The Church Times noted 'PokéStops allow churches to catch gamers'. So did Anglicans Online, of course.

21 July 2016: Episcopal Divinity School to 'cease granting degrees'
The Episcopal Divinity School in Cambridge, Massachusetts, USA has announced it will 'cease to grant degrees at the end of the upcoming academic year'. We're confident that there's more to this story than has been announced, but we have no idea what it might be.

20 July 2016: Paedophile ring inside Diocese of Newcastle (Australia) exposed by whistle-blowers
Do note that there are two dioceses of Newcastle, one in Australia and one in the UK. This report is about the Australian Diocese of Newcastle. The Australian Broadcasting Corporation, ABC, reports the Diocese of Newcastle for years buried complaints about sex abusers, including reports of a senior priest who was part of a paedophile ring that involved priests and lay people. Huffington Post Australia claims that the Archbishop of Perth, Roger Herft, knew about this abuse and took no action.

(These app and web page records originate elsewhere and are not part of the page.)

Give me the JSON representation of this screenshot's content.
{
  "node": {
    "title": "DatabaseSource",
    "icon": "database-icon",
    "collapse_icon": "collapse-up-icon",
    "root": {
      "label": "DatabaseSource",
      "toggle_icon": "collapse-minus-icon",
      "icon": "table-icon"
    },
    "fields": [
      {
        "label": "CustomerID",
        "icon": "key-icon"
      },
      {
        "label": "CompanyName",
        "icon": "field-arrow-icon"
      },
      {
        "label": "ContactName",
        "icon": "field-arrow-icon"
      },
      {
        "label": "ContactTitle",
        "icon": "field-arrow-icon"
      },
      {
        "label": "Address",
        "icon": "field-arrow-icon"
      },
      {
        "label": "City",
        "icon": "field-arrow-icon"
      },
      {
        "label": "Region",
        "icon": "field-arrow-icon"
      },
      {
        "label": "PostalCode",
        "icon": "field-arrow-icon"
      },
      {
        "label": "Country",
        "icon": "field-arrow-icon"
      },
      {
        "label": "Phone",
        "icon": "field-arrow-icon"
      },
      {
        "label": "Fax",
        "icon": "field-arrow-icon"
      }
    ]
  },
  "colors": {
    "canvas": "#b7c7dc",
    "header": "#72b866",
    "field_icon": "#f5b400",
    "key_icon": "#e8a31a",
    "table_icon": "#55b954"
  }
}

19 July 2016: Evidence of New World religious dialogue found in Caribbean cave
The Guardian (London) reports that a team led by the British Museum and the University of Leicester have found evidence of an early religious dialogue between Europeans and Native Americans.

19 July 2016: Bishop of London to retire
The Diocese of London has announced the upcoming retirement of the Rt Revd Dr Richard Chartres, Bishop of London.


14 July 2016: Edmond L. Browning, an Episcopal Church Presiding Bishop, Dies at 87
The New York Times' coverage of the life and death of retired US Episcopal Church Presiding Bishop, the Rt. Rev'd Ed Browning.

13 July 2016: Gotta catch ‘em all (in the Anglican Communion)
The world-wide craze of Pokémon Go has become a surprising source of evangelism in the past week. The Washington Post has coverage and, for those needing an explanation, the Forward Movement has resources.

13 July 2016: Vicar’s daughter brings quiet Anglican faith to Prime Minister’s post
Crux explores the faith of regular church-goer Theresa May and how her active faith influences her politics.

12 July 2016: Anglican church of Canada backs same-sex marriage, a day after rejecting it
The Guardian reports same-sex marriage received the necessary two-thirds votes in each order at the Anglican Church of Canada's Synod in Toronto which concluded on 12 July. Though initally the vote appeared to have failed by one clergy vote, it was later revealed that a clergy vote had been misfiled and several others were not counted. The resolution will require passage of a second reading to become active. Anglican Journal describes seven bishops' 'public dissent' from the decision.

12 July 2016: Cathedral provides sanctuary as thousands flee Juba violence
The Anglican Communion News Service reports the Anglican and Catholic cathedrals are among the many places of worship providing sanctuary for over 15,000 displaced persons.

12 July 2016: Church of England finishes Shared Conversations on LGBT issues
The C of E has completed a series of ‘shared conversations’ to address the experience of LGBT persons in the church. Thinking Anglicans has coverage, which includes a response from the LGBTI Mission.

This web site is independent. It is not official in any way. Our editorial staff is private and unaffiliated. Please contact about information on this page. ©1997-2016 Society of Archbishop Justus